Activity 1

Behaviourist Family of Learning Theory

When you praise a pupil's activity in your classroom or offer positive feedback as a way of reinforcing success, you are using behaviourist theory.

If you apply sanctions for inappropriate behaviour or if you teach and re-teach pupils how to enter and leave your classroom, you are also using the basic principles of behaviourist theory.

One of the most famous behaviourists was the American professor of psychology, B.F. Skinner (1904-1990).

Skinner believed that the purpose of psychology lay in predicting and controlling the behaviour of individual organisms. Psychology for Skinner is a science of overt behaviour.

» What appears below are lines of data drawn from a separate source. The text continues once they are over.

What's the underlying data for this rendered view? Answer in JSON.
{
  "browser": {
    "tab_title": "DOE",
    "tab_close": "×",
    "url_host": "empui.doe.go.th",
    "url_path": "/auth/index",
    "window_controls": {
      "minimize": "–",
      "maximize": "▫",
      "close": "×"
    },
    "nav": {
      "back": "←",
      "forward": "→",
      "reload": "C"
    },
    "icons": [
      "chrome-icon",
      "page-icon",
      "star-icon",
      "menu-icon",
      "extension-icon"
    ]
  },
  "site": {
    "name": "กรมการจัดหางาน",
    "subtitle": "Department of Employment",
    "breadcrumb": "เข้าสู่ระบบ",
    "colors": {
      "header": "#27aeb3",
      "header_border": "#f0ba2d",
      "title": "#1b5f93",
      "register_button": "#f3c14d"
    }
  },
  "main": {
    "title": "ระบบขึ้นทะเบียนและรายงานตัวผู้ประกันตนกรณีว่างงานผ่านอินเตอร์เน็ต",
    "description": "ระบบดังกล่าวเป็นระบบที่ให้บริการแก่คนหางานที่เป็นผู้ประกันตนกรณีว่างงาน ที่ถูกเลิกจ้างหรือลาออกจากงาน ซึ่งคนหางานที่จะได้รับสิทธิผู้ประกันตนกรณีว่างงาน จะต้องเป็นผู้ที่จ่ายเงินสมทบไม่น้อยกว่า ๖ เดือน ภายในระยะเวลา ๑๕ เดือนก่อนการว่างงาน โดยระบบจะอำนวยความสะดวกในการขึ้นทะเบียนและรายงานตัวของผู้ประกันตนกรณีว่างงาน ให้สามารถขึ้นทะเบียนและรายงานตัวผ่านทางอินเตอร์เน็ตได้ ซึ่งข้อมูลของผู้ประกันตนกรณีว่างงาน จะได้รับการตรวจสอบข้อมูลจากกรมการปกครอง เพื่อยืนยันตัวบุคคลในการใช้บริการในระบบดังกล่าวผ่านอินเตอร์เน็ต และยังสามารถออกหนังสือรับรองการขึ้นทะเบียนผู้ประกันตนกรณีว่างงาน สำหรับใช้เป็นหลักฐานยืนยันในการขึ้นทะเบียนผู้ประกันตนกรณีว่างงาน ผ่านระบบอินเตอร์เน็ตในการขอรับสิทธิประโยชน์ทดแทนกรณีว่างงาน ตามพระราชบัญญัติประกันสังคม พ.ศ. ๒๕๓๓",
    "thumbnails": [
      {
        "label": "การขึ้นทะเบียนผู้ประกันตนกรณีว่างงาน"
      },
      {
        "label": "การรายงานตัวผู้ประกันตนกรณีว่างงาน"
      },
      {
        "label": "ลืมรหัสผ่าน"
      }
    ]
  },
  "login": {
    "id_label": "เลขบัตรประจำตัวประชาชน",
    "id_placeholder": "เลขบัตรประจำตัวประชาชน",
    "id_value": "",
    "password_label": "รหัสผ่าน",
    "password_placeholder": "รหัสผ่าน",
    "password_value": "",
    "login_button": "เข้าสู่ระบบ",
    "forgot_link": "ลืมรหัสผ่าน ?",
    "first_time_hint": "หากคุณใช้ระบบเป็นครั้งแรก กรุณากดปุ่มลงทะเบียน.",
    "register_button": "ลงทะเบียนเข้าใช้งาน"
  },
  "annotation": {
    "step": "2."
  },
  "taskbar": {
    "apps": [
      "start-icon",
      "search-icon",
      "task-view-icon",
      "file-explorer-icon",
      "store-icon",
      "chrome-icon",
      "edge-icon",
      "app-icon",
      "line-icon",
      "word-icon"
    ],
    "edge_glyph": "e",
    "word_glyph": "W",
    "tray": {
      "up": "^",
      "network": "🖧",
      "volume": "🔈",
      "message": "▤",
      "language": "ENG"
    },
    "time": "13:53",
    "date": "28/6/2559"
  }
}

"A human being begins as an organism and becomes a person or self as he acquires a repertoire of behaviour... There is no place in the scientific position for the self as a true originator or initiator of action" (Skinner 1974, page 225).

REFLECT: Do you think that it is helpful to ignore the ‘self' as an initiator of classroom behaviour or not?

As well as dismissing the role of the ‘self', behaviourism only focuses on objectively observable behaviours and discounts ‘mental activities'.

Skinner is famous for having taught rats to press levers and pigeons to play table tennis for rewards such as food. By comparing animal behaviour with the behaviour of human beings, he drew the conclusion that learning is achieved by association between stimulus and response (S-R).

For example, giving a reward such as food or praise to reinforce a desired response would be an example of what he called ‘operant conditioning'. This is a term which signifies that part of the learning process which makes a learner's response more probable or frequent. (An ‘operant' is a set of acts that needs to be strengthened or reinforced).

Skinner argued that a learner's actual response can be brought closer and closer to desired response through the controlled use of stimulus-response associations.

He also developed a ‘law of positive reinforcement' which maintains that a stimulus-response sequence which leads to pleasing consequences for the learner is more likely to be repeated.

REFLECT: How far does your classroom experience lead you to agree with this law? Are there elements of your own subject area which need to become automatic responses? Could they be coded in the form of simple rules, as recommended by Skinner?

EXPLORE: Explore the following Powerpoint display which is based on Skinner's life and work. Write down any questions which the Powerpoint display stimulates. Then see if you can find out some of the answers on the B.F.Skinner website. Read this document on the principles of ‘assertive discipline'.

WRITE: Write about the ways in which you think that the principles of ‘assertive discipline' might be linked to the principles of Skinner's theory. How effective might an ‘assertive discipline' approach be in your own school?

(Allow 50 minutes)